**Task brief**
Find all the lines in the entries below that hold the word "with" and copy them.

Page and application data records
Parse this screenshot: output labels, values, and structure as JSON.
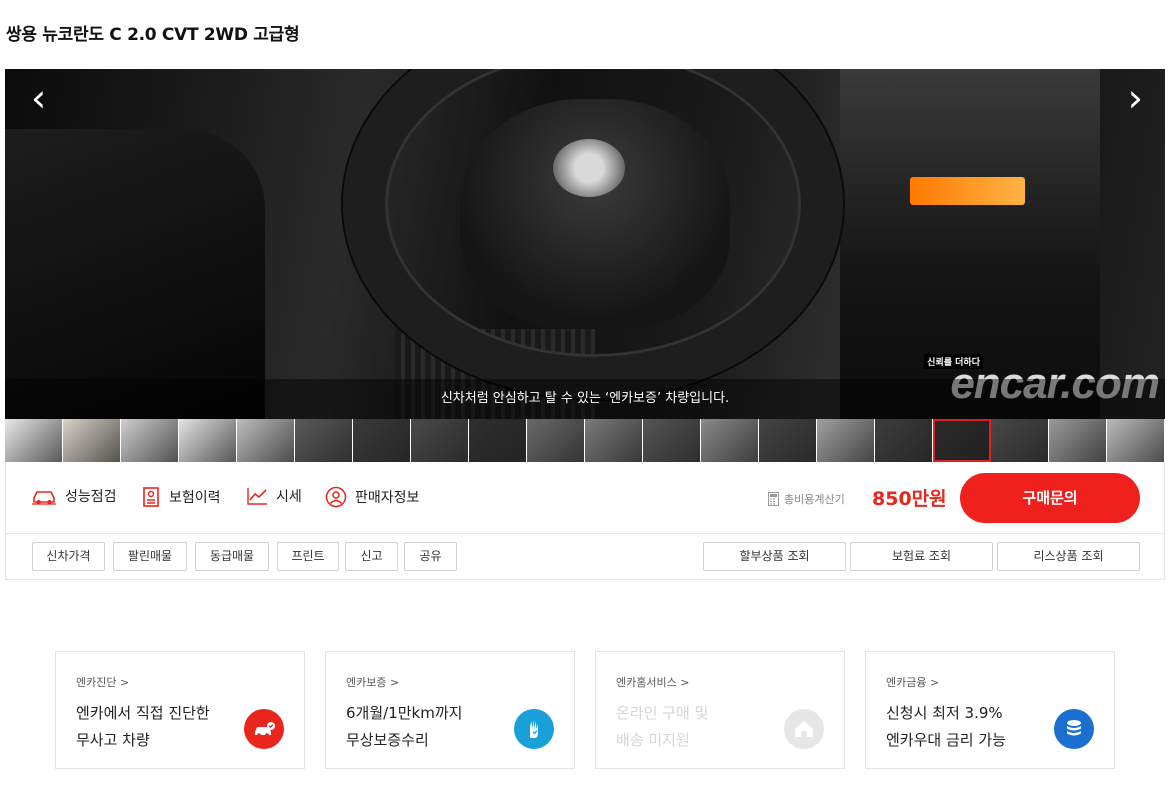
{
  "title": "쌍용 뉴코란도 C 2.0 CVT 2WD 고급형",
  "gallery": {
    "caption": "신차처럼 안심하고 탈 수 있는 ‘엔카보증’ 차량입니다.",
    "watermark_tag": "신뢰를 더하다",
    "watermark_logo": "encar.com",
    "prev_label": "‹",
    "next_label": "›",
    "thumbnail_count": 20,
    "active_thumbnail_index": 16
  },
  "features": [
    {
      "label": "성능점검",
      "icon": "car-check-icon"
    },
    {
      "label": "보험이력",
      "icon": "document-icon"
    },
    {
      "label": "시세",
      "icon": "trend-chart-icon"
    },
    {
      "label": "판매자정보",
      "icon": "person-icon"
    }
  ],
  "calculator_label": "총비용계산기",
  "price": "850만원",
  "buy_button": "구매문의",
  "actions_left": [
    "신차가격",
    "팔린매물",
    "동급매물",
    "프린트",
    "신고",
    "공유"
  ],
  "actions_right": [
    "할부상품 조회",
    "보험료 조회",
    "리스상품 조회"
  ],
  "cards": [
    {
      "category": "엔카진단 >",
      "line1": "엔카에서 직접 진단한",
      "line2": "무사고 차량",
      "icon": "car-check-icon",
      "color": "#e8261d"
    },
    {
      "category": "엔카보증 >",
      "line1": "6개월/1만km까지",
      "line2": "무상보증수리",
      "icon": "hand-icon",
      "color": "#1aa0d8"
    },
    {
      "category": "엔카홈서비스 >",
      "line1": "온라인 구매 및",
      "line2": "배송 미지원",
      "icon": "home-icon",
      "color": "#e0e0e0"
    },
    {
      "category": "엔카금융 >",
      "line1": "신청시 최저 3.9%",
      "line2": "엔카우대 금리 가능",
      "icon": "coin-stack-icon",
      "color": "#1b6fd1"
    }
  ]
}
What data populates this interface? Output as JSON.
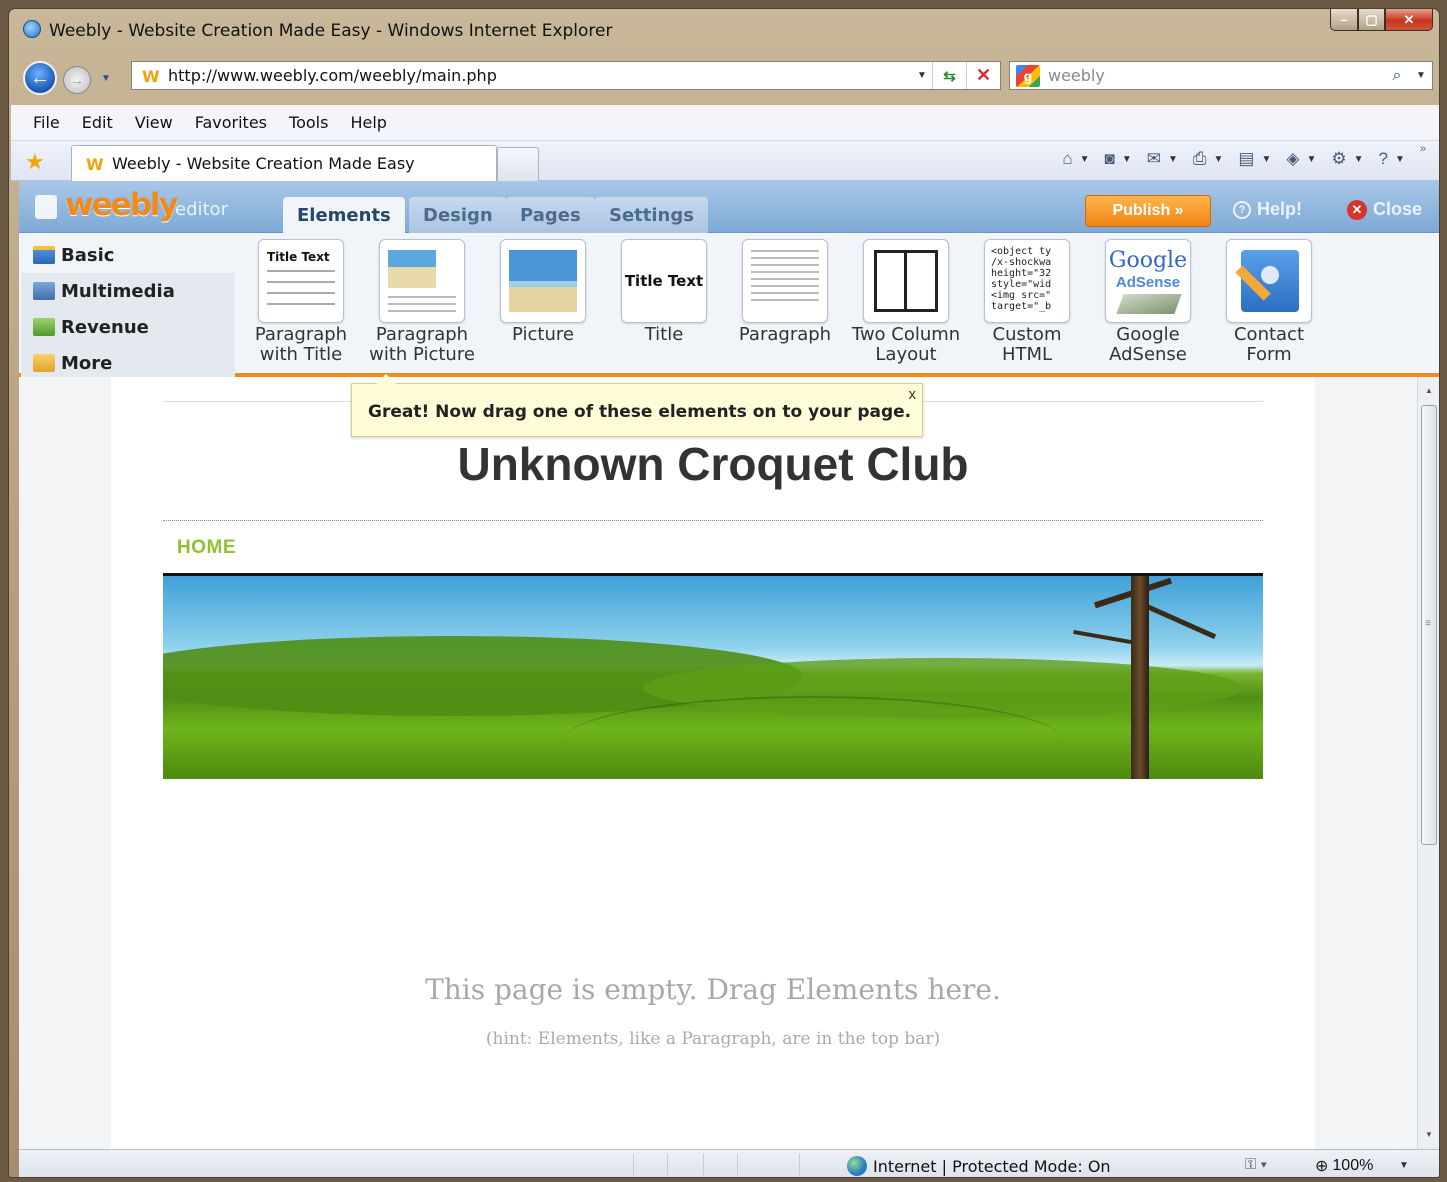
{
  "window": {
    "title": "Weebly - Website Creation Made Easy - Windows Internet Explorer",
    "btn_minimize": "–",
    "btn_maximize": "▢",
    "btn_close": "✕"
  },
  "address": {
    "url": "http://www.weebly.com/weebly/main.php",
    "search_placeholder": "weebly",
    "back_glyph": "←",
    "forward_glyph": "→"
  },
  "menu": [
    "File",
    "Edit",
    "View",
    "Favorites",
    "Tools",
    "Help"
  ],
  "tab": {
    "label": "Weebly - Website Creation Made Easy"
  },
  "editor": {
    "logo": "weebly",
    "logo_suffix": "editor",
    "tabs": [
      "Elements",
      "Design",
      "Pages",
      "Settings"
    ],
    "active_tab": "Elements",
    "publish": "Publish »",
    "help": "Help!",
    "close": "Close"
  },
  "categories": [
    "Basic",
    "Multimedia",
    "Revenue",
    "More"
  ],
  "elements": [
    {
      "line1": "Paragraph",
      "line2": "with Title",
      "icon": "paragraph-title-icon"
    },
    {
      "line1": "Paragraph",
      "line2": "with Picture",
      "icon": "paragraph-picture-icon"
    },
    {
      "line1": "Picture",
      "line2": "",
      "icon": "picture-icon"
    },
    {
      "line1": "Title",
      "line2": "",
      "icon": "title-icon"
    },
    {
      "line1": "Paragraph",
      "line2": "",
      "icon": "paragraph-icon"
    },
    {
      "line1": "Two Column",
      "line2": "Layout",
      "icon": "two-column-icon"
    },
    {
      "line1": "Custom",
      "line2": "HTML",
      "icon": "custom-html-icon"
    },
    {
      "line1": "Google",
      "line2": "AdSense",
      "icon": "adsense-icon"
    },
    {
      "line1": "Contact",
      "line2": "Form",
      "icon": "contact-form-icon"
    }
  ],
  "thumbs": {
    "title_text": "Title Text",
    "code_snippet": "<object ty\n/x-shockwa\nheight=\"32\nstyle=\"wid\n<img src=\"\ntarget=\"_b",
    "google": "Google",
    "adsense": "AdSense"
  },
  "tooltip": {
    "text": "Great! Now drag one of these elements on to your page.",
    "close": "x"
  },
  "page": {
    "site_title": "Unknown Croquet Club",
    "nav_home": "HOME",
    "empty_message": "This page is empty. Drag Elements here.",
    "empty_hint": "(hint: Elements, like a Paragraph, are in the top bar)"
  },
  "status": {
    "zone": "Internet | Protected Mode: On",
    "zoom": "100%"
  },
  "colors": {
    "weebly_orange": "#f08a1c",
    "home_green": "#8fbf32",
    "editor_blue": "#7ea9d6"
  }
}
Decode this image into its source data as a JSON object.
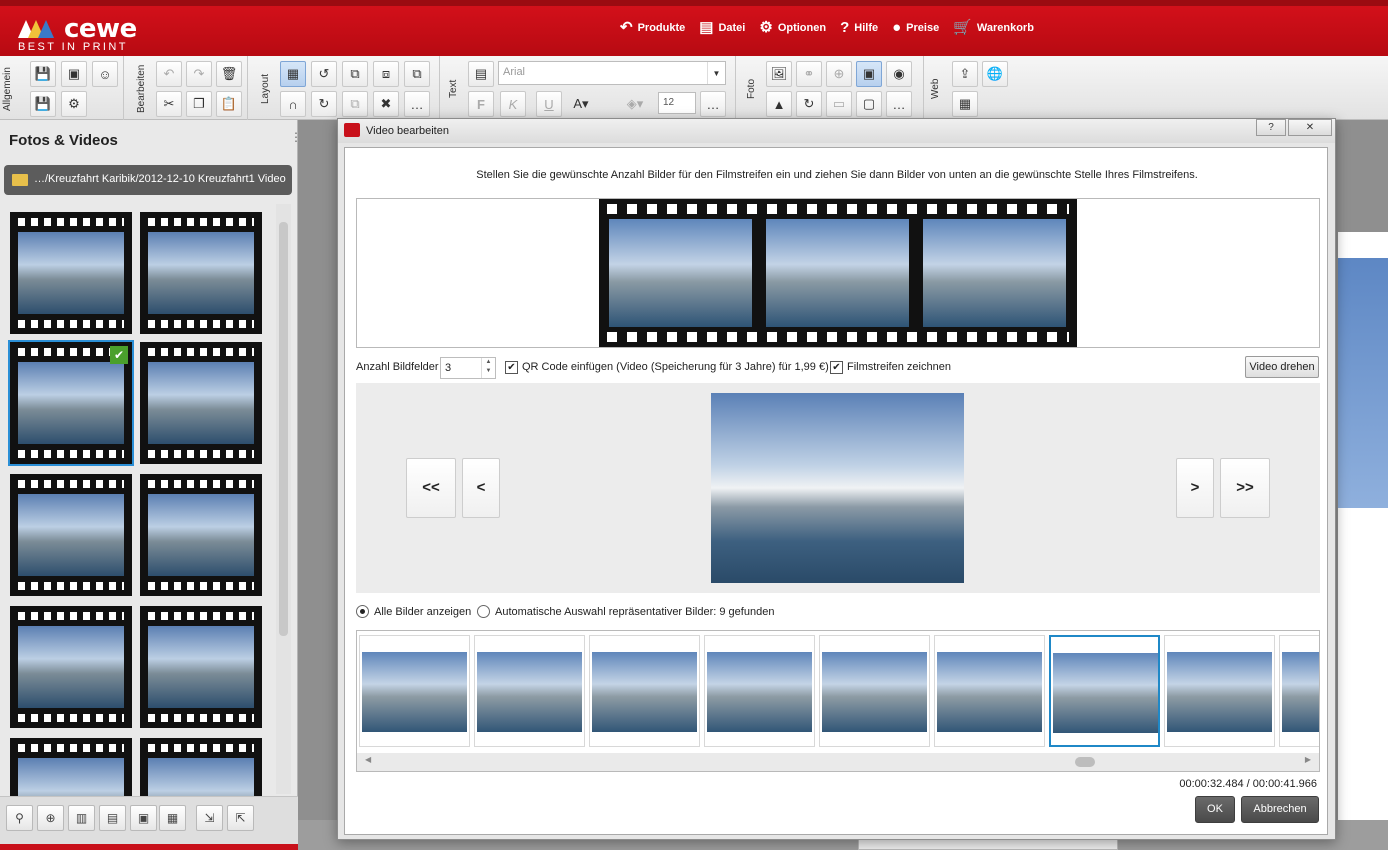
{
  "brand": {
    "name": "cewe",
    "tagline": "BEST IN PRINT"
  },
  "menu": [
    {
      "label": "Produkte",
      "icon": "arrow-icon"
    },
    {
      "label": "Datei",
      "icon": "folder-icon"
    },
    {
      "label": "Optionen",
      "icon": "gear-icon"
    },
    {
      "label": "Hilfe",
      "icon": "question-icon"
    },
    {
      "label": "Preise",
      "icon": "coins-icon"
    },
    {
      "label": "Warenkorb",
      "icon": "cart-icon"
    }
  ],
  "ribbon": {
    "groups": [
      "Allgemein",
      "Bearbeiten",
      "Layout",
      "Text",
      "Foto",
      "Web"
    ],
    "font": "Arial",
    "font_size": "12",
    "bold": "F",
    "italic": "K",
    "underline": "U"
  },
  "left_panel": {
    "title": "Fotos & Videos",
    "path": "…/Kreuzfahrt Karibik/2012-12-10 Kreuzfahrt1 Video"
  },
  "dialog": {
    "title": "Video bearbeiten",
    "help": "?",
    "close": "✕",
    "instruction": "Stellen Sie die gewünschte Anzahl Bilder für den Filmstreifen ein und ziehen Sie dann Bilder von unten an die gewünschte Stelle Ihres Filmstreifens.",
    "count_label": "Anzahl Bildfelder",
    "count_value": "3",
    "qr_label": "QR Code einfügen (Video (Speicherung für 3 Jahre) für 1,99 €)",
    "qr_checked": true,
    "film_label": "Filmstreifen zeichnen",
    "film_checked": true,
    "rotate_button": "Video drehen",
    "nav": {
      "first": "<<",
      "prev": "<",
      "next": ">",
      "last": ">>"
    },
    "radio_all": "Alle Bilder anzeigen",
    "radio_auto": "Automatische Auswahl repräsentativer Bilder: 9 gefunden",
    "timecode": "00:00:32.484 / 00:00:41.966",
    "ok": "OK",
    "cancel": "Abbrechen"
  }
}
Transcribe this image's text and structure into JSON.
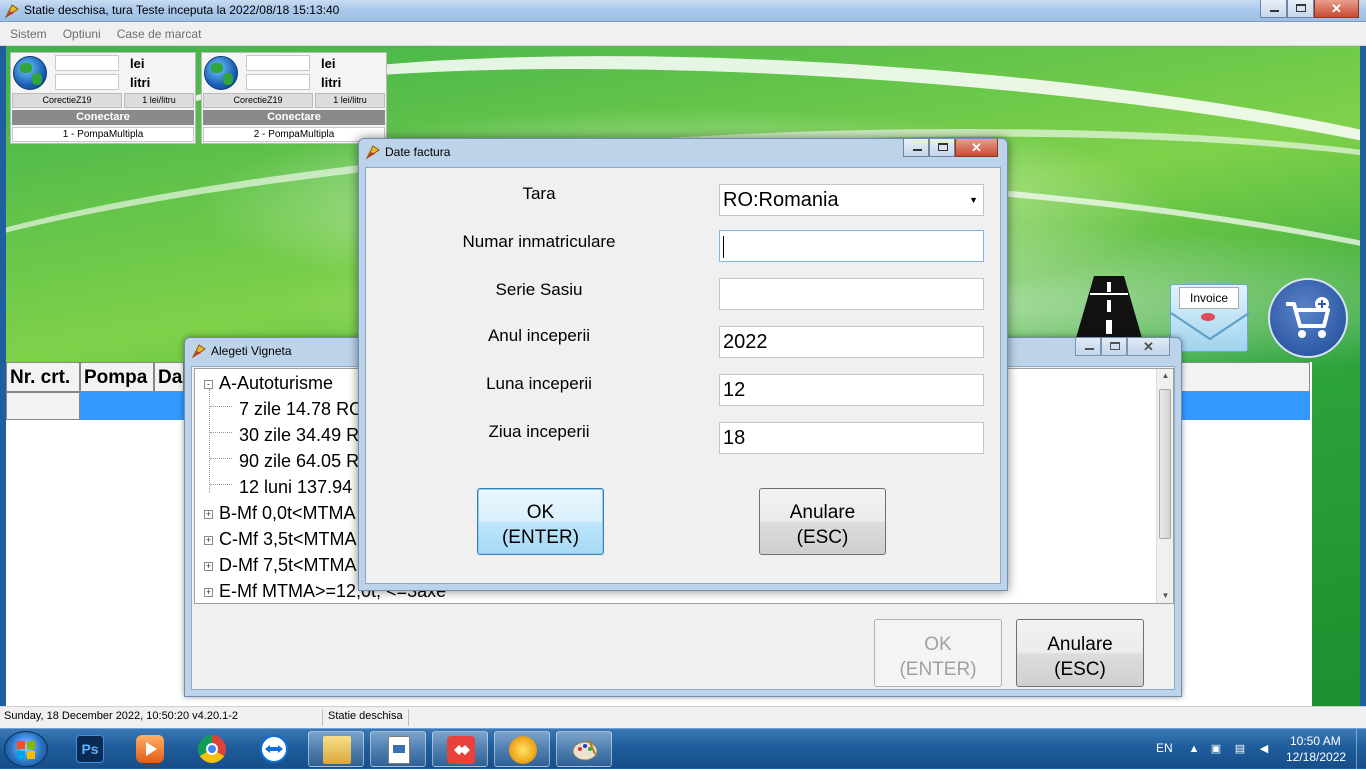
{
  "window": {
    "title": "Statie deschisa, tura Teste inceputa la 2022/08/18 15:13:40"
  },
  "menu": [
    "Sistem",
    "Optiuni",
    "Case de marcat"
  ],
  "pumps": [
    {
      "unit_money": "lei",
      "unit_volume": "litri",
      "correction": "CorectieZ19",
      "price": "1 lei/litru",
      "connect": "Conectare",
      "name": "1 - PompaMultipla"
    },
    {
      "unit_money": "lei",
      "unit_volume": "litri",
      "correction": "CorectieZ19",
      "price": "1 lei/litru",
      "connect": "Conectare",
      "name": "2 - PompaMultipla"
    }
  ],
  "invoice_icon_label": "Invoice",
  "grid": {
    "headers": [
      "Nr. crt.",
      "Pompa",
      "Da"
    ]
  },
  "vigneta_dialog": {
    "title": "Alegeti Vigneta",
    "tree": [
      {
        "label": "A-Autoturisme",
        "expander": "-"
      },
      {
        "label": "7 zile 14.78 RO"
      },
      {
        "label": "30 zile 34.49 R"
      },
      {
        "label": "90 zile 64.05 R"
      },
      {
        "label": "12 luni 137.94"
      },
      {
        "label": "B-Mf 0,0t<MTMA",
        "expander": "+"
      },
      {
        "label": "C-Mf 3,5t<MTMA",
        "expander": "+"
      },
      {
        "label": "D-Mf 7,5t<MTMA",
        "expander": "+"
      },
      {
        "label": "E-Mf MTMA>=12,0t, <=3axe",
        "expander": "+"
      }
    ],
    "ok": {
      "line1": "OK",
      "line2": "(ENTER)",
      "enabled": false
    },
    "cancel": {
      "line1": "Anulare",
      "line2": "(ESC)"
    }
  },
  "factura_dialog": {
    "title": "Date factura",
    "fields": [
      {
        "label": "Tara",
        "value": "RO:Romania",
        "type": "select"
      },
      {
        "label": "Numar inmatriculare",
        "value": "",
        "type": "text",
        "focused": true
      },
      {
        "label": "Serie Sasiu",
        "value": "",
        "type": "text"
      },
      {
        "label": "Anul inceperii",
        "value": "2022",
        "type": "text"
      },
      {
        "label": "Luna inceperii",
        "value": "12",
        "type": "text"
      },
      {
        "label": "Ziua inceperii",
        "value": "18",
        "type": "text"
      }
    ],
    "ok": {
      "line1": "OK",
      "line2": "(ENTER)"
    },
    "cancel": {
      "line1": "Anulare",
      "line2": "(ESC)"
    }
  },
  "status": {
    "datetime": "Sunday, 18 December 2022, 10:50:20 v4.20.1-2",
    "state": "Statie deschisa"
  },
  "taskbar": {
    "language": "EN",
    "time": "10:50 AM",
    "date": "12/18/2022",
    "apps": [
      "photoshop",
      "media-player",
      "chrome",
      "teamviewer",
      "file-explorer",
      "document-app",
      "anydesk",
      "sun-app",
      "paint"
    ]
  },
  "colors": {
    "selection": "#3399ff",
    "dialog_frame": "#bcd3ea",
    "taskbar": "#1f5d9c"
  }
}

**Written solution**
      "line2": "with Title",
      "line2": "with Picture",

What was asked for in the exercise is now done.